Celiac.com 06/15/2010 - A clinical team conducted a functional analysis of celiac risk loci, and found that SH2B3 offers protection against bacterial infection. The team included Alexandra Zhernakova, Clara C. Elbers, Bart Ferwerda, Jihane Romanos, Gosia Trynka, Patrick C. Dubois, Carolien G.F. de Kovel, Lude Franke, Marije Oosting, Donatella Barisani, Maria Teresa Bardella, the Finnish Celiac Disease Study Group, Leo A.B. Joosten, Paivi Saavalainen, David A. van Heel, Carlo Catassi, Mihai G. Netea, and Cisca Wijmenga. Celiac disease has a fairly high morbidity, yet it is prevalent in Western populations at rates of of 1%–2%. So far, scientists don't understand why the celiac disease phenotype is so common despite its obvious negative impact on human health. This is especially true when one considers that doctors only developed a gluten-free diet to treat celiac disease in the 1950's. The research team scientists hypothesize that the high prevalence of celiac disease might suggest that the process of natural selection favors genes that trigger celiac disease, and thus, that the gene may convey some evolutionary advantage to those who inherit them. The study group included 8,154 controls from four European populations, and 195 individuals from a North African population. By examining haplotype lengths using the integrated haplotype score (iHS) method, the team looked at selection signatures for ten confirmed celiac-associated loci in several genome-wide data sets. They found consistent indications of positive selection for celiac-associated derived alleles in three loci: IL12A, IL18RAP, and SH2B3. For the SH2B3 risk allele, they also found a variation in allele frequency distribution (Fst) between HapMapphase II populations. Functional investigation of the effect of the SH2B3 genotype in response to lipopolysaccharide and muramyl dipeptide showed that carriers of the SH2B3 rs3184504*A risk allele provided more robust triggering of the NOD2 recognition pathway. This suggests that SH2B3 plays a role in protection against bacteria infection, and it provides a possible explanation for the selective sweep on SH2B3, which occurred sometime between 1,200 and 1,700 years ago. Source: AJHG - 2010, 04 May. doi:10.1016/j.ajhg.2010.05.004

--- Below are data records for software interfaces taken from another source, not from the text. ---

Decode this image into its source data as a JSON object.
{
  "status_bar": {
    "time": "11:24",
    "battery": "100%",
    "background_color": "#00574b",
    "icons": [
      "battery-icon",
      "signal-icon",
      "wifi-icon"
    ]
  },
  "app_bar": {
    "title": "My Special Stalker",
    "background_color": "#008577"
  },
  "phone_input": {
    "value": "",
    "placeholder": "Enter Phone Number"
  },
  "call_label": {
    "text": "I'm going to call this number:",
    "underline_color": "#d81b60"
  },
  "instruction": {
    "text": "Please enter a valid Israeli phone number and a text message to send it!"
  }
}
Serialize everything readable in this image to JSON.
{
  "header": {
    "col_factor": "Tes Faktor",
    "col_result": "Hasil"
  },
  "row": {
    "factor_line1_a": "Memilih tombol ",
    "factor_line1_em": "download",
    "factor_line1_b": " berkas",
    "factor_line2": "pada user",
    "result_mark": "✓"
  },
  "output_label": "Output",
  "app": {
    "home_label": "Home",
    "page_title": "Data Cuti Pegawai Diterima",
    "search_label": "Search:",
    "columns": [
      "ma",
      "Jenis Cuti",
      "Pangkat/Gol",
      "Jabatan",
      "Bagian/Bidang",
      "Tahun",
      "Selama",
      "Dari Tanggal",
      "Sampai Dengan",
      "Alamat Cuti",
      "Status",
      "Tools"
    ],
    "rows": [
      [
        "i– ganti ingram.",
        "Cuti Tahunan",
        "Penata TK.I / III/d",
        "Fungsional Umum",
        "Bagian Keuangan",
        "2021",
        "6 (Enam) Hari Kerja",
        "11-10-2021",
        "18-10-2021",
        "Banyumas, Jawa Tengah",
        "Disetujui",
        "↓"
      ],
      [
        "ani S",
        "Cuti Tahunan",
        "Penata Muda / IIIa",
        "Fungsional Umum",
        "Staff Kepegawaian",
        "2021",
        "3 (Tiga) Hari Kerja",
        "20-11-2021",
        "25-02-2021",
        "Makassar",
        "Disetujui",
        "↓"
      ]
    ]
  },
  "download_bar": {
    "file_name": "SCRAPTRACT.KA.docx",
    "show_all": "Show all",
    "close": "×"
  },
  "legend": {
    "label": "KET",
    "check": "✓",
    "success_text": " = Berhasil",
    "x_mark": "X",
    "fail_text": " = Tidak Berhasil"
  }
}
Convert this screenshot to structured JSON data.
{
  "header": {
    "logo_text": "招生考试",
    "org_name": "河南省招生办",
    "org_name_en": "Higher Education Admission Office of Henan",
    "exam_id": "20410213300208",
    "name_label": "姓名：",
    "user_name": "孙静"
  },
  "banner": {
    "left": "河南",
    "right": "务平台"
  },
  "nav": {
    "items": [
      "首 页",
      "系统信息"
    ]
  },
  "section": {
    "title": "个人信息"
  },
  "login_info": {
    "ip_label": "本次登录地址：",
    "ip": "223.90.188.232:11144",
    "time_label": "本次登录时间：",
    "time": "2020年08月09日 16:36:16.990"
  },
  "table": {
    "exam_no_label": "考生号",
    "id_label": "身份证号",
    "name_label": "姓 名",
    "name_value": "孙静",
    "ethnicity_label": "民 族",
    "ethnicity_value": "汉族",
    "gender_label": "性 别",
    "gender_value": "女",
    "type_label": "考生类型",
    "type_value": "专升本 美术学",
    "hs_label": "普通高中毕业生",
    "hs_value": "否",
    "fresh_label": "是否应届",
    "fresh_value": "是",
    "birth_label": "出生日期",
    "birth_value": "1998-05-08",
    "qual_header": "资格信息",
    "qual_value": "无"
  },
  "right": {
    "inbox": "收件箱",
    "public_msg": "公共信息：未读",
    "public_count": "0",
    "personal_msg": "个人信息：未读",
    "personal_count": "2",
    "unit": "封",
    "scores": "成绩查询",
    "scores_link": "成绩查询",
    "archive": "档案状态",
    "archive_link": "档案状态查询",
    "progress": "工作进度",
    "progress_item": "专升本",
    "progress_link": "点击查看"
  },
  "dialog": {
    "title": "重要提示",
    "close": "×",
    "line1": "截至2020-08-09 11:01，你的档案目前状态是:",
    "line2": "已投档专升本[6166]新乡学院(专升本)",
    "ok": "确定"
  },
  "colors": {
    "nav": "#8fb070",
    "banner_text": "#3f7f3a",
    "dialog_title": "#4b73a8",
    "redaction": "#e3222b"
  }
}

Troncone R, Greco L, Mayer M, Mazzarella G, et. al. Gastroenterology, 1996; 111: 318-324 The final paragraph says: In conclusion, our data show that approximately half of the siblings of patients with celiac disease show signs of sensitization to gluten as they mount an inflammatory local response to rectal gluten challenge. The genetic background and the clinical meaning of such gluten sensitivity need to be established. Further studies, particularly at the jejunal level, are necessary before deciding if any action is to be taken in this subset of first-degree relatives.